Administration and Provision of Services: An agency of government established by Act 35 of 1999, referred to as NHIS is charged with the responsibility of regulating the Scheme (Public and private sector). NHIS is responsible for registering Health Maintenance Organizations (HMOs) and Health Care Providers (HCPs), issuing appropriate guidelines for the scheme and determining, after negotiation, capitation and other payments due to HCPs, by the HMOs. The HMOs are limited liability companies (private or public owned) charged with the responsibility of collecting contributions, paying HCPs for services rendered and ensuring quality assurance.
Healthcare services are provided by registered private and public hospitals and clinics (HCPs). Beneficiaries (Enrollees) are to register through an HMO and choose a primary HCP which serves as their first contact (‘gate keeper’) to the scheme and coordinates their access to secondary and tertiary level care.
Provider reimbursement: Health care providers under the scheme are classified as primary (the gate keeper-private hospitals and clinics, primary health care centres and outpatient departments of general, teaching or specialist hospitals), secondary (general hospitals including other medical centres, Pharmacies, Laboratories, Dental clinics, Radiography centres, Physiotherapy clinics e.t.c.) and tertiary (specialist and teaching hospitals).

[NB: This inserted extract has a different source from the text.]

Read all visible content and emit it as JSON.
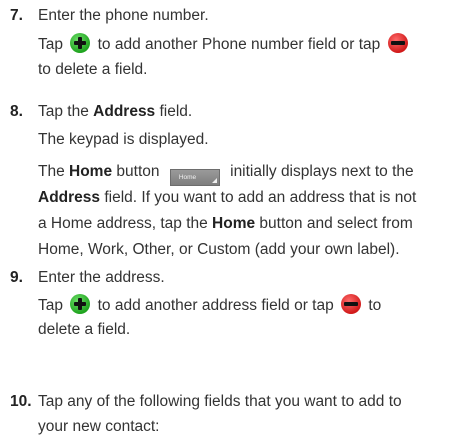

Health care providers under the scheme are paid either by capitation or fee-for service rendered. Capitation is the payment to a primary health care provider by the HMOs on behalf of a contributor; this is made monthly whether or not the services are used. Fee-for service is made by HMOs to non-capitation receiving health care providers who rend services on referral from other health care providers. When a registered beneficiary in a health facility consumes some form of health care, the beneficiary does not need cash to access required treatment except the 10% co-payment for the cost of drugs. Thus the usual practice of converting assets to cash in order to pay for health care (catastrophic health expenditure) can be avoided.
Where we stand
So far, 60 HMOs and about 6000 Healthcare Providers (mostly private5) have been registered and accredited by the NHIS to undertake provision of public and private health insurance services in Nigeria.[4&9] NHIS data indicates that the public sector programme has registered more than 4 million live. Unfortunately, data from private health insurance have remained scanty and difficult to verify but based on submissions of HMOs to NHIS, less than 1 million people are privately insured.
Challenges and Opportunities
Several challenges have remained stumbling blocks to the achievement of universal health coverage in Nigeria despite NHIS. The important challenges include inadequate financing and infrastructure, weak governance, and insufficient risk pooling. Tackling these challenges by making the scheme mandatory, improving regulation and exploring alternative funding (e.g. public-private partnership and community based health Insurance) will improve the scheme and move Nigeria further towards universal health coverage.
Isaac O.A. Odeyemi et al(2013). Assessing equity in health care through the national health insurance schemes of Nigeria and Ghana: a review-based comparative analysis. Int J Equity Health. 2013; 12: 9.
NHIS accredited HMOs. Accessed Feb. 2015 from